I picked up my next tbr_challenge book, Sean Astin's There and Back Again, mostly to fuel my Lord of the Rings obsession and to fulfill my May goal. It's started off a bit slow, dealing with Sean's work before LOTR, which frankly at this point isn't all that interesting. I'm thinking of skipping ahead to where he actually signs on to the movies so I can get to the good stuff. I've got bits and pieces of Fellowship of the Rings and The Two Towers on regular tv these past two weekends and I'm having the feeling that a viewing (all 3 movies in extended form) cannot be too far off. Perhaps I'll reward myself when school's out May 25.

Did I mention school's out May 25? :)


Saturday, May 05, 2007

Cassandra's Sister...

I finished an ARC our librarian loaned me today entitled Cassandra's Sister by Veronica Bennett. Our librarian knows I enjoy Jane Austen, and when this ARC crossed her desk about Jane and her sister, she knew I'd probably enjoy it. And I did, though I'm still not sure who the actual audience will be for this book. It appealed to me, an Austen fan, because basically it's written in the style of Austen herself, but I'm still unsure that it will go for middle school girls who are unfamiliar with Austen. It is sort of written in the style of Little Women, so it might gain an audience there, but I think it's going to take some tricky advertising on the part of the publisher to find its niche.

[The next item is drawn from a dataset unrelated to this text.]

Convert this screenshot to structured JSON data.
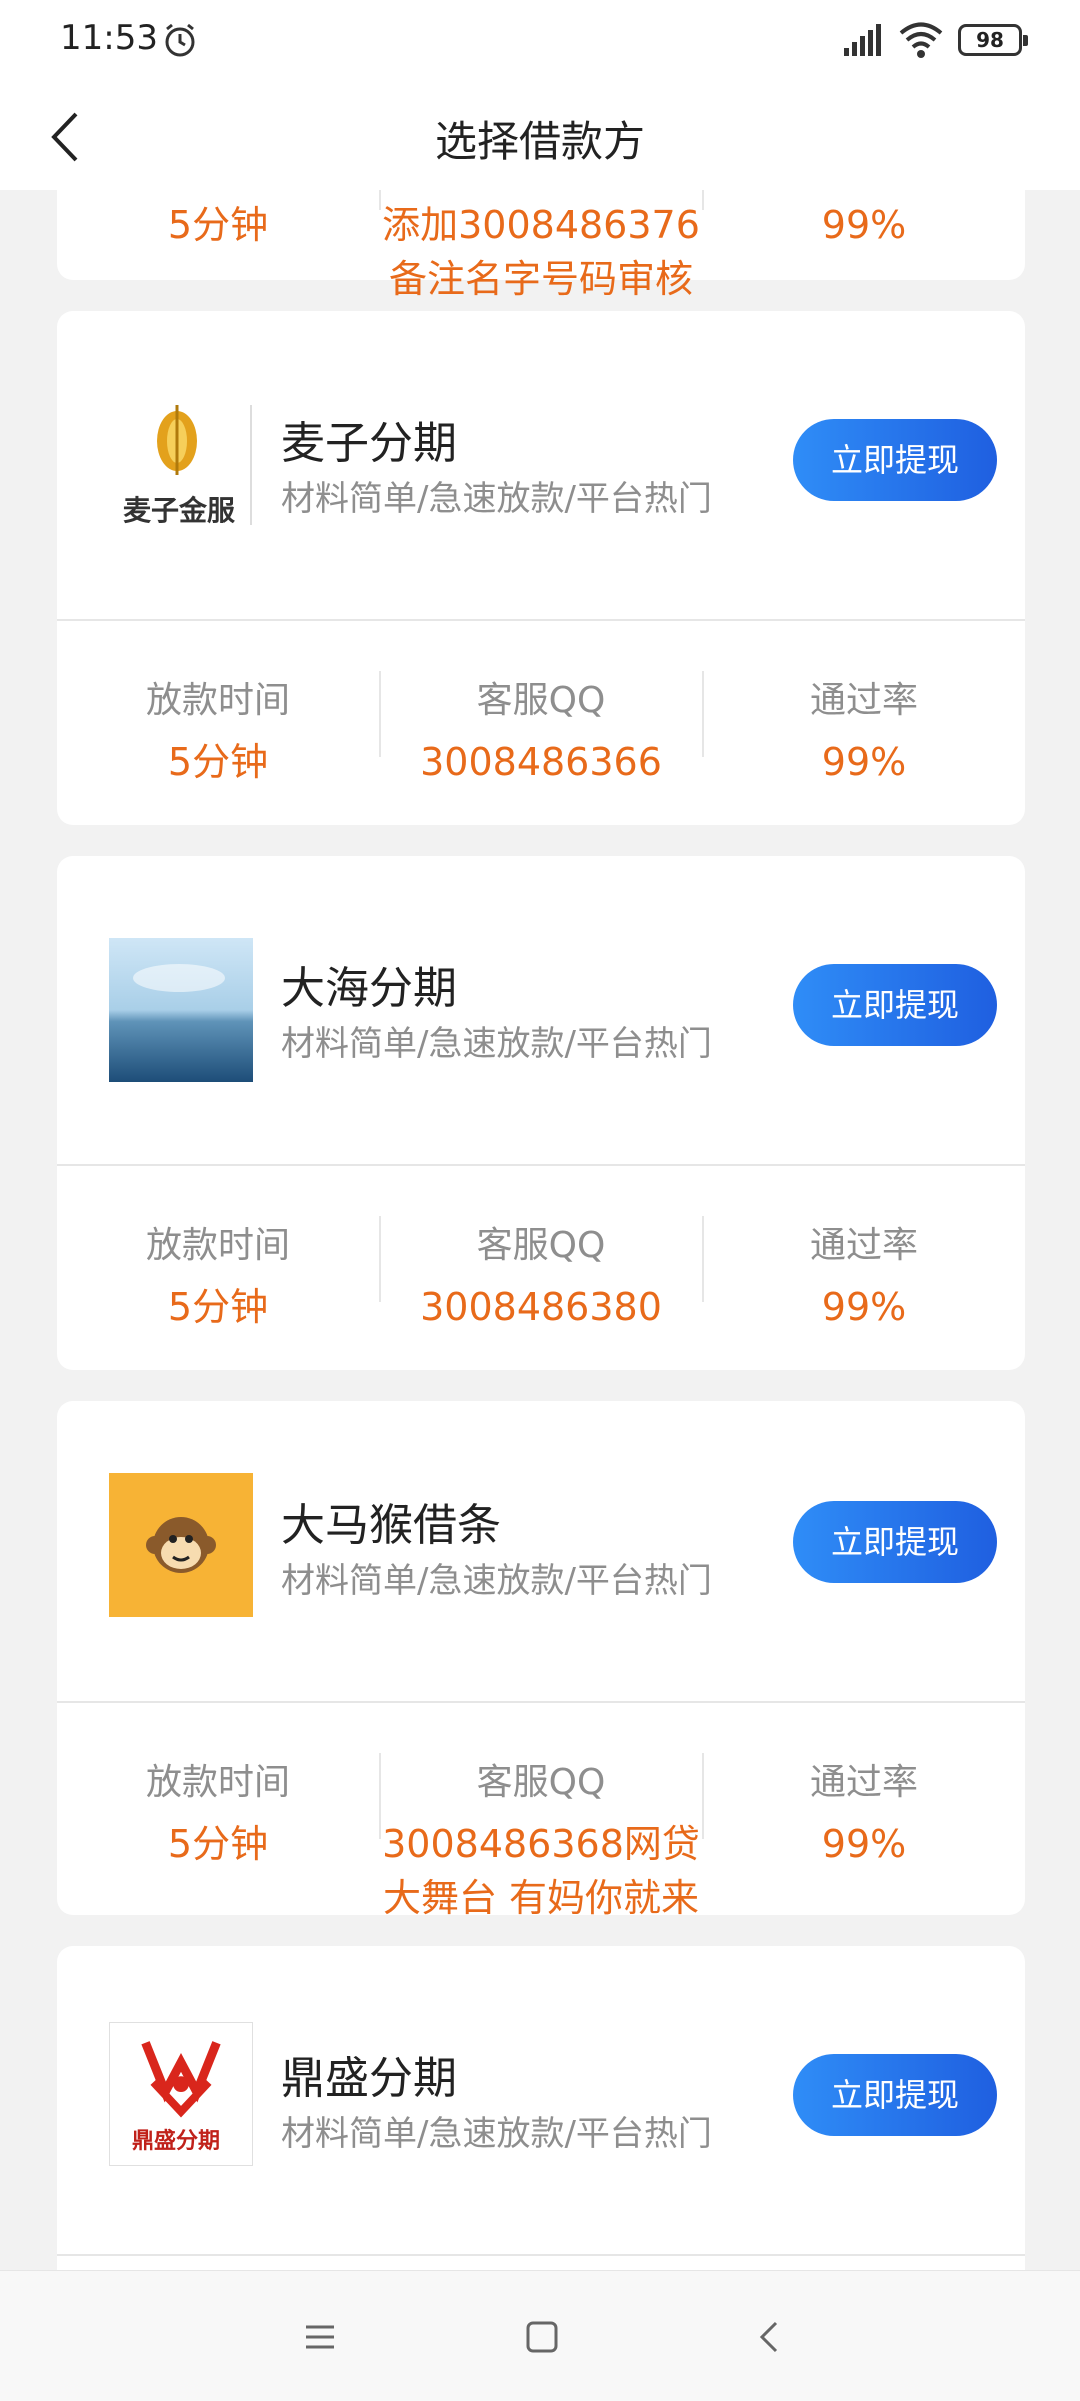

Since it's an ARC, I can't review it on Amazon, so I'll give a brief review here: We first meet Jane when she is 17 and looking for love. We follow her, not unlike many of her heroines, as she attends balls and visits with friends and family, and we see her mature as a young woman hopeful for love and ever looking up to her elder sister. Following Jane as she develops her writing skills is interesting, and the author does a credible job of using Austen's own style to give us insight into the world of the late 1700s. I was kept engaged throughout, and enjoyed this little gem quite a bit, though I did find it tragic that poor Jane never did achieve the love and household of her own that she so desired. Beyond that, I can recommend this one to lovers of Jane Austen, no matter their age. Now I'm off to read What's a Ghoul to Do? and I'm already almost 70 pages in, and gobbling this fun one up. ~taminator40

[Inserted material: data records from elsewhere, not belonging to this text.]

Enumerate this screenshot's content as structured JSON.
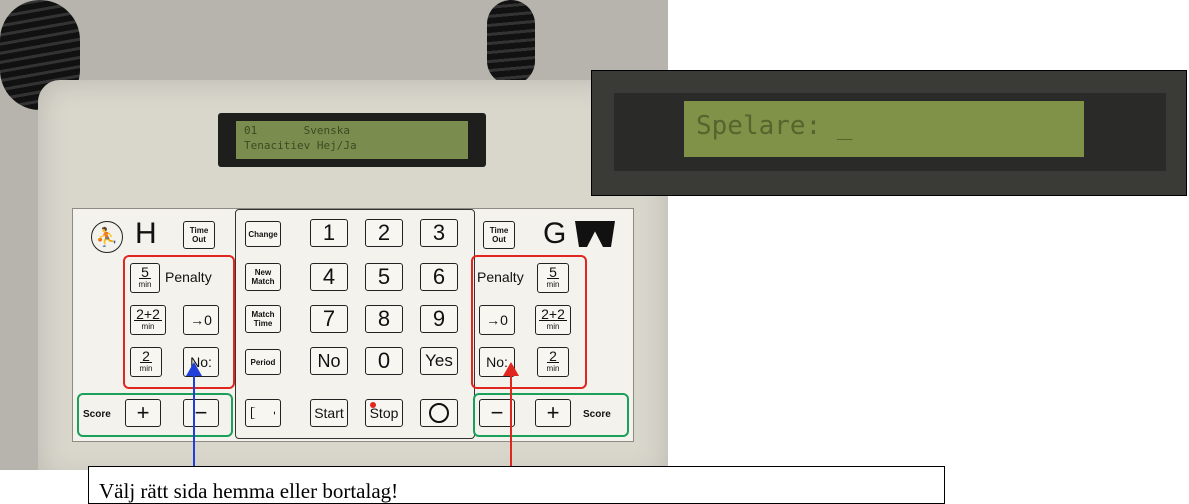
{
  "lcd_small": {
    "line1": "01       Svenska",
    "line2": "Tenacitiev Hej/Ja"
  },
  "lcd_inset": {
    "text": "Spelare: _"
  },
  "home": {
    "letter": "H",
    "timeout": [
      "Time",
      "Out"
    ],
    "penalty": "Penalty",
    "keys": {
      "five": "5",
      "twoplus": "2+2",
      "reset": "→0",
      "two": "2",
      "no": "No:",
      "min": "min"
    },
    "score": "Score"
  },
  "away": {
    "letter": "G",
    "timeout": [
      "Time",
      "Out"
    ],
    "penalty": "Penalty",
    "keys": {
      "five": "5",
      "twoplus": "2+2",
      "reset": "→0",
      "two": "2",
      "no": "No:",
      "min": "min"
    },
    "score": "Score"
  },
  "center": {
    "change": "Change",
    "new_match": [
      "New",
      "Match"
    ],
    "match_time": [
      "Match",
      "Time"
    ],
    "period": "Period",
    "digits": [
      "1",
      "2",
      "3",
      "4",
      "5",
      "6",
      "7",
      "8",
      "9",
      "No",
      "0",
      "Yes"
    ],
    "start": "Start",
    "stop": "Stop"
  },
  "signs": {
    "plus": "+",
    "minus": "−"
  },
  "callout": "Välj rätt sida hemma eller bortalag!",
  "colors": {
    "red_box": "#e0261f",
    "green_box": "#1aa05a",
    "arrow_left": "#1f3fd8",
    "arrow_right": "#e0261f",
    "lcd": "#7f9247"
  }
}
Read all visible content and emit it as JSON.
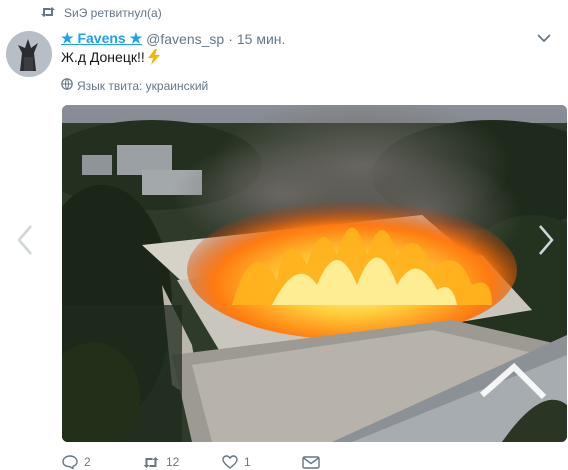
{
  "retweet": {
    "text": "SиЭ ретвитнул(а)",
    "icon": "retweet-icon"
  },
  "tweet": {
    "author_name": "★ Favens ★",
    "handle": "@favens_sp",
    "separator": "·",
    "time": "15 мин.",
    "text": "Ж.д Донецк!!",
    "emoji": "high-voltage-icon",
    "language_note": "Язык твита: украинский",
    "media_description_icon": "photo-burning-building"
  },
  "actions": {
    "replies": "2",
    "retweets": "12",
    "likes": "1"
  },
  "colors": {
    "link": "#1da1f2",
    "secondary": "#657786",
    "text": "#14171a"
  }
}
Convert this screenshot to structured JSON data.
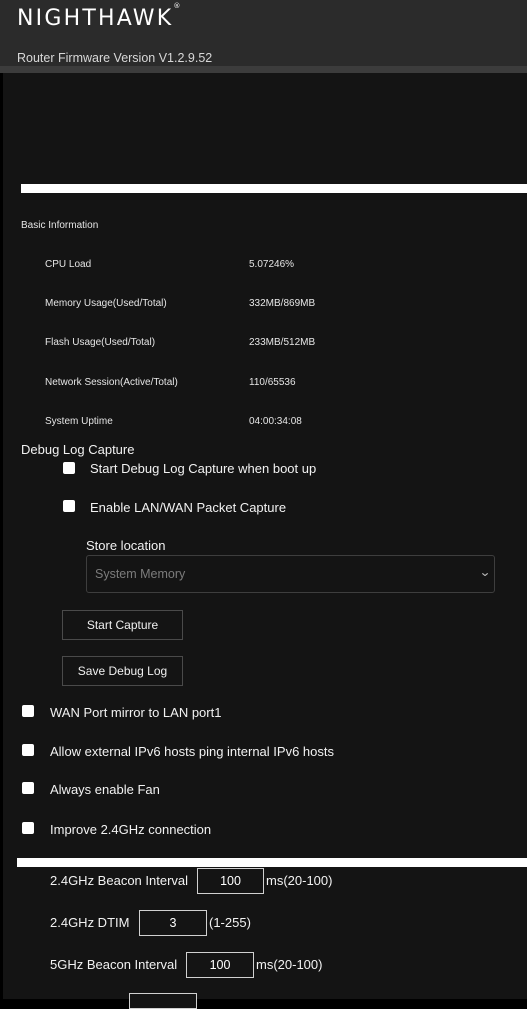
{
  "header": {
    "brand": "NIGHTHAWK",
    "trademark": "®",
    "firmware": "Router Firmware Version V1.2.9.52"
  },
  "basic_info": {
    "title": "Basic Information",
    "rows": [
      {
        "label": "CPU Load",
        "value": "5.07246%"
      },
      {
        "label": "Memory Usage(Used/Total)",
        "value": "332MB/869MB"
      },
      {
        "label": "Flash Usage(Used/Total)",
        "value": "233MB/512MB"
      },
      {
        "label": "Network Session(Active/Total)",
        "value": "110/65536"
      },
      {
        "label": "System Uptime",
        "value": "04:00:34:08"
      }
    ]
  },
  "debug": {
    "title": "Debug Log Capture",
    "opt_boot": "Start Debug Log Capture when boot up",
    "opt_packet": "Enable LAN/WAN Packet Capture",
    "store_label": "Store location",
    "store_value": "System Memory",
    "start_btn": "Start Capture",
    "save_btn": "Save Debug Log"
  },
  "options": [
    "WAN Port mirror to LAN port1",
    "Allow external IPv6 hosts ping internal IPv6 hosts",
    "Always enable Fan",
    "Improve 2.4GHz connection"
  ],
  "wifi": {
    "beacon24_label": "2.4GHz Beacon Interval",
    "beacon24_value": "100",
    "beacon24_unit": "ms(20-100)",
    "dtim24_label": "2.4GHz DTIM",
    "dtim24_value": "3",
    "dtim24_unit": "(1-255)",
    "beacon5_label": "5GHz Beacon Interval",
    "beacon5_value": "100",
    "beacon5_unit": "ms(20-100)"
  }
}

Tuesday, May 01, 2007

Why Teachers Are Ready for Summer, Too

It's that time of year...only 16 and a half days left with students, a teacher work day, and then we're free! We know the kids are ready to be out, but the teachers...ah, if you could be a fly on the wall in a teachers' lounge, just what would you hear? Without naming names, I can give you some idea...
  • "Testing's over, and so are the kids!"
  • "When am I supposed to actually teach anything with all of these end of the year activities?"
  • "This parent wants me to do what at this late date in the year?"
  • "It's too quiet in here...they're plotting something."
  • "It's too noisy in here...they're plotting something."
  • "How many times do I have to tell them that yes, we are actually going to WORK this afternoon and not just watch movies?"
  • "And all of a sudden he's worried about passing NOW?"
  • "Sure, I can run the Awards Ceremony, do car duty, keep up with all my grading, discipline everybody in sight, plan a field trip, do scheduling for next year, and get my grades turned in two weeks early. No problem."
  • "How long can we suspend a child now? Can we make it last through the end of the year?"
  • "OMG, just how many hormones do 7th graders have at this time of year?"
  • "I swear, if he gives me one more thing to fill out, I'm going off the deep end."
  • "Now why would the kids believe that we're suddenly going to have a different way of doing things simply because there are 3 weeks of school left?"
  • "Now why would the parents believe that we're suddenly going to have a different way of doing things simply because there are 3 weeks of school left?"
  • "Why can't they pipe in Prozac through the vent system?"
  • "What if my class next year is worse than this year's?"

And you thought we were all sunshine and roses all the time, right? This is easily the most stressful time of year. I'm saying the above in a joking manner, but I could rant until I'm blue in the face. As it is, I'm just going to take deep breaths and remember that this, too, shall pass. Even if some kids don't. :)